Sampson is scheduled to appear Thursday before the Senate Judiciary Committee, which is investigating the dismissals. Chairman Patrick Leahy said he is concerned Sampson has become "the fall guy."
"And yet we find so many e-mails that contradict what the attorney general has said, contradict what the deputy attorney general has said, contradict what the White House has said," said Leahy, D-Vt.
Leahy's committee has authorized subpoenas for presidential political adviser Karl Rove and other top White House staff linked to the firings. Bush wants his aides to be interviewed in private sessions and without being placed under oath.
Specter and Hagel have joined Democrats in rejecting the president's offer, while Graham and Lott said lawmakers should take it. "If you start subpoenaing the advisers to the president ... you're going to go to court," Graham said.

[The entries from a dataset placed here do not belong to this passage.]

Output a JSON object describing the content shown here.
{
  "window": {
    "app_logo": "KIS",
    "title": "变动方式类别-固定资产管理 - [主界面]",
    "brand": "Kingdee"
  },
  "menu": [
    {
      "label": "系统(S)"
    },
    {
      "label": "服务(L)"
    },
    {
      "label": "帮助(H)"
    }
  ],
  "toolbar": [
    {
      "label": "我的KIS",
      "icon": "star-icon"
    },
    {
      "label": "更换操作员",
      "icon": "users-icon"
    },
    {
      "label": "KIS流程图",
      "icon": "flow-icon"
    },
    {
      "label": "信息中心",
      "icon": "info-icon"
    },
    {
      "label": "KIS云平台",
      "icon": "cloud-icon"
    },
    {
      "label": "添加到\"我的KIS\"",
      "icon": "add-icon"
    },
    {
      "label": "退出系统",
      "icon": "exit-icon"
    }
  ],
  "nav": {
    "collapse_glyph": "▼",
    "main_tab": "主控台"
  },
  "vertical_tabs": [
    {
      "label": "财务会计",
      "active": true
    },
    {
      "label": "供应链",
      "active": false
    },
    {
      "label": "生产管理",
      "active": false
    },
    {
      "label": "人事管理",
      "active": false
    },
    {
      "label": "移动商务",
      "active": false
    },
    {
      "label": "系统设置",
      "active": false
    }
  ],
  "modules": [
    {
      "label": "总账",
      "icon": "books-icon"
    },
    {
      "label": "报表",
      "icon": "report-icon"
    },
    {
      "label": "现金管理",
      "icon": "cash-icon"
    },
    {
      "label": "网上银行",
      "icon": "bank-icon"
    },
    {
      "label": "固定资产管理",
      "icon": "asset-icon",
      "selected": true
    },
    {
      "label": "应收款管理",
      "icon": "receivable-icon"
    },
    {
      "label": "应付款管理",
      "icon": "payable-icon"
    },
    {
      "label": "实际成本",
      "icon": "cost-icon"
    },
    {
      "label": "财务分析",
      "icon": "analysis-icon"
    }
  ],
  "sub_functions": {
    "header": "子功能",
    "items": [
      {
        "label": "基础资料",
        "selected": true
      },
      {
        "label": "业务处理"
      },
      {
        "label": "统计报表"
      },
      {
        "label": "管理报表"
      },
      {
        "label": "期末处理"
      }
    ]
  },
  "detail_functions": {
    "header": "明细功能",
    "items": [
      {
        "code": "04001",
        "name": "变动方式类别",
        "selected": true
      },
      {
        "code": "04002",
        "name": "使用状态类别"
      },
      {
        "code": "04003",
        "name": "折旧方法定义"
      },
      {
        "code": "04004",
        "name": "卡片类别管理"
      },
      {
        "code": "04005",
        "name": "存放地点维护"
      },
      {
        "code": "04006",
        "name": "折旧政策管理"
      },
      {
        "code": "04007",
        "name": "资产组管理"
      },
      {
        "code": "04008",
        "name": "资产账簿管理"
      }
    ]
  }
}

Three of the ousted U.S. attorneys Sunday said they have concluded their firings were politically motivated.
Former prosecutors John McKay in Seattle and David Iglesias in New Mexico both said they were rebuked in private conversations for pursuing Democrats in their states more aggressively in election-year investigations. "It is troubling, connecting those political dots," Iglesias said.
Bud Cummins, who was replaced as U.S. attorney in Little Rock, Ark., by a Rove protégée, acknowledged political appointees can be fired for no reason.
"But in this case it looks like that authority was delegated down through (former White House counsel) Harriet Miers, Karl Rove, Judge Gonzales and all the way down to a bunch of 35-year-old kids who got in a room together and tried to decide who was most loyal to the president," Cummins said.
--The Associated Press